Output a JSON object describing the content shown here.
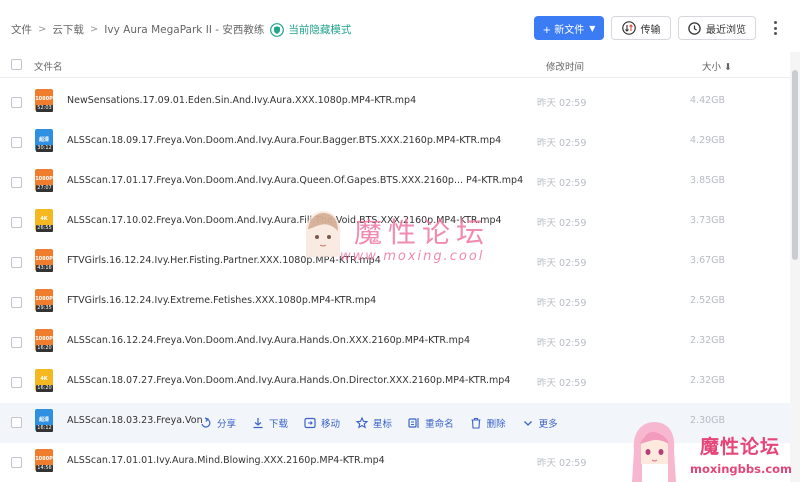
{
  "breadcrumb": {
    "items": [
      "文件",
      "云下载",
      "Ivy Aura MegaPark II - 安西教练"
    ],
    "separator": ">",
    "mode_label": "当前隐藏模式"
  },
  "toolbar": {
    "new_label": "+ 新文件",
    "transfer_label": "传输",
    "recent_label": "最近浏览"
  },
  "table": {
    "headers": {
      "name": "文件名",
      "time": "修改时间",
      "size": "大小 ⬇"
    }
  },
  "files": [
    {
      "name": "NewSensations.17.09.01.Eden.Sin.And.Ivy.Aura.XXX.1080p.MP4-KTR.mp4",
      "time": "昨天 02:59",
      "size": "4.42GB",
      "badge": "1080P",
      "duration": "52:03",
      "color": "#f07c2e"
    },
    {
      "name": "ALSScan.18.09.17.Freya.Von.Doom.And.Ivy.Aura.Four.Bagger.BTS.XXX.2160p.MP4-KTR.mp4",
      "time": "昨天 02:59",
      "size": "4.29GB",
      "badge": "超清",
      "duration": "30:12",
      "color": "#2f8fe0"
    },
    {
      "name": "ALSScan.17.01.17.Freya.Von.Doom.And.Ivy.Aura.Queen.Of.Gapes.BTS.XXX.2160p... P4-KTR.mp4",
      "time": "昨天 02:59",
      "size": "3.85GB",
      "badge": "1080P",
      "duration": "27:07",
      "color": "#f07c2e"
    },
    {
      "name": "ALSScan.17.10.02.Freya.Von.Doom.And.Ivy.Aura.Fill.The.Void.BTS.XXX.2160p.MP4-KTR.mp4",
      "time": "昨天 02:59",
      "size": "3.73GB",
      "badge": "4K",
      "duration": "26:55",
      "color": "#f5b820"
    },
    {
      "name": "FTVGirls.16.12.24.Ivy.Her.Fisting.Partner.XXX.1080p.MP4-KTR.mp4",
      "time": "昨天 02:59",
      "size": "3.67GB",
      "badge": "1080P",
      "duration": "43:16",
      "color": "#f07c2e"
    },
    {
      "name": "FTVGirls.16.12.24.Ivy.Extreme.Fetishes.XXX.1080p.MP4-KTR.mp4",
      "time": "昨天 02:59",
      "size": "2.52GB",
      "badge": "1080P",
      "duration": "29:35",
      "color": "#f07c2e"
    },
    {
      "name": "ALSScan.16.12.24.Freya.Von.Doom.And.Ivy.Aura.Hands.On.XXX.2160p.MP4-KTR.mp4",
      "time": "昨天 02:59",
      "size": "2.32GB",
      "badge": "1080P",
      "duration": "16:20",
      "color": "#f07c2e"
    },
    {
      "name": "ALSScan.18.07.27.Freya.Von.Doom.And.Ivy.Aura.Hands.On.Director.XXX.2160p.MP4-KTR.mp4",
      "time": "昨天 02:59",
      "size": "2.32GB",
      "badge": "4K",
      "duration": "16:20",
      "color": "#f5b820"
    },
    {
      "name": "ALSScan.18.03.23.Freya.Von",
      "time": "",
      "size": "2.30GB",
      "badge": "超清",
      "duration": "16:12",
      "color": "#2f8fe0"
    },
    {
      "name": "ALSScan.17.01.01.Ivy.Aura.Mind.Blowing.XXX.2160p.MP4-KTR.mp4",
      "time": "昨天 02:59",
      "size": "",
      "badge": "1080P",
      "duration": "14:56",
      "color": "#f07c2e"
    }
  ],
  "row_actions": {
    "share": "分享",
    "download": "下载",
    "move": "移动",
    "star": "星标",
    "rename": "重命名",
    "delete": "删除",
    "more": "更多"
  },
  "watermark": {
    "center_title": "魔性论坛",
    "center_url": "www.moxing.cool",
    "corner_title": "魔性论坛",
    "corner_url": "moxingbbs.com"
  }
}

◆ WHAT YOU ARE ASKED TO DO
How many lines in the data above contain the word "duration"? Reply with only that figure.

◆ ANSWER BOX
10